▶ _Work instructions_
How many lines in the records below contain the word "JSON"? State only that number.

*** Opening Extracted material ***

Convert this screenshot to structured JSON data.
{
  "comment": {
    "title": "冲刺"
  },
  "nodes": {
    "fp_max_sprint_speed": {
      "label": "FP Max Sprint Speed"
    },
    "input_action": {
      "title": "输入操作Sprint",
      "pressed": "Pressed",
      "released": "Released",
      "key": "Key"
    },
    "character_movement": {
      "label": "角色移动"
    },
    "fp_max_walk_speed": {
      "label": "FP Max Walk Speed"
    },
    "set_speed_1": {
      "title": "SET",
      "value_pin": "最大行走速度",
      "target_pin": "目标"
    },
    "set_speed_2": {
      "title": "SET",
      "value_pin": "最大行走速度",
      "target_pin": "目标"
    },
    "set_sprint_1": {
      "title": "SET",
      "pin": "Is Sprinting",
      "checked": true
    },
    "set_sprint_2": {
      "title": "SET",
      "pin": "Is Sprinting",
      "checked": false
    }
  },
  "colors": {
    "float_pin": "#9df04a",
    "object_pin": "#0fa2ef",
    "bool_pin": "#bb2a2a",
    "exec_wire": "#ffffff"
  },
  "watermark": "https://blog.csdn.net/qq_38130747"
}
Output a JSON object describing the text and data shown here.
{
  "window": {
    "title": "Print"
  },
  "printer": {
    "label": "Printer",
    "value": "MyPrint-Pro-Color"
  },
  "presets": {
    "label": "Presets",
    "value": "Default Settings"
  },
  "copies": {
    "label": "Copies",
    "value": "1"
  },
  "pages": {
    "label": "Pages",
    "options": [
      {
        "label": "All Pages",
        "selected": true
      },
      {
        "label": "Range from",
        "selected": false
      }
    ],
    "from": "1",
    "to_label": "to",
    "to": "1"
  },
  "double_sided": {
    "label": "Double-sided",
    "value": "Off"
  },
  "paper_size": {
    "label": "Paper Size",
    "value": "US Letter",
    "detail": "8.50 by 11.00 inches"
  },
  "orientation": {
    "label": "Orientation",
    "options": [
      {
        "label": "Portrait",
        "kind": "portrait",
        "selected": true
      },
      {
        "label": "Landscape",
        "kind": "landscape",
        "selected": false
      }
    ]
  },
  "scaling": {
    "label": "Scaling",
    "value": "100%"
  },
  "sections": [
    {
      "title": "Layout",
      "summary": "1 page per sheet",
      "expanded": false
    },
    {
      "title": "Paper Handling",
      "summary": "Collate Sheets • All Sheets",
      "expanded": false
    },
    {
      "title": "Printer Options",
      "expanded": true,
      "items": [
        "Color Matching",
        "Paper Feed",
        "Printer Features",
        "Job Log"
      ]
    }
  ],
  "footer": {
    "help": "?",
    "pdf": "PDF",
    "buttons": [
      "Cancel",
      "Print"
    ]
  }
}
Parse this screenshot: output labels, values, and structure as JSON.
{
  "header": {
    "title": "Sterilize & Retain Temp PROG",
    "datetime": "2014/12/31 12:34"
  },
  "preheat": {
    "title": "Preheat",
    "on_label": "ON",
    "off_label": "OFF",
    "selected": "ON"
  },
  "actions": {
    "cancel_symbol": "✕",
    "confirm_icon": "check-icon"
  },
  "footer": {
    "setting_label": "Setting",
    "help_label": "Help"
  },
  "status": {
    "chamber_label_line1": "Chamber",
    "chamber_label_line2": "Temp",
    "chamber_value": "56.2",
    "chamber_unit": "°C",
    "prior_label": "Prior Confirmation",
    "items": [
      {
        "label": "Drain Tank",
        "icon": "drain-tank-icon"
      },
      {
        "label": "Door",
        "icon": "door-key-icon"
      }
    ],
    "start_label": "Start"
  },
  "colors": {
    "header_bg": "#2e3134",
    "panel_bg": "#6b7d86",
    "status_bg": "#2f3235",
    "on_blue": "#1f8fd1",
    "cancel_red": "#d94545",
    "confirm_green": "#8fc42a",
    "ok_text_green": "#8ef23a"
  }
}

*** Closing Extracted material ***

▶ _Finished exercise_
3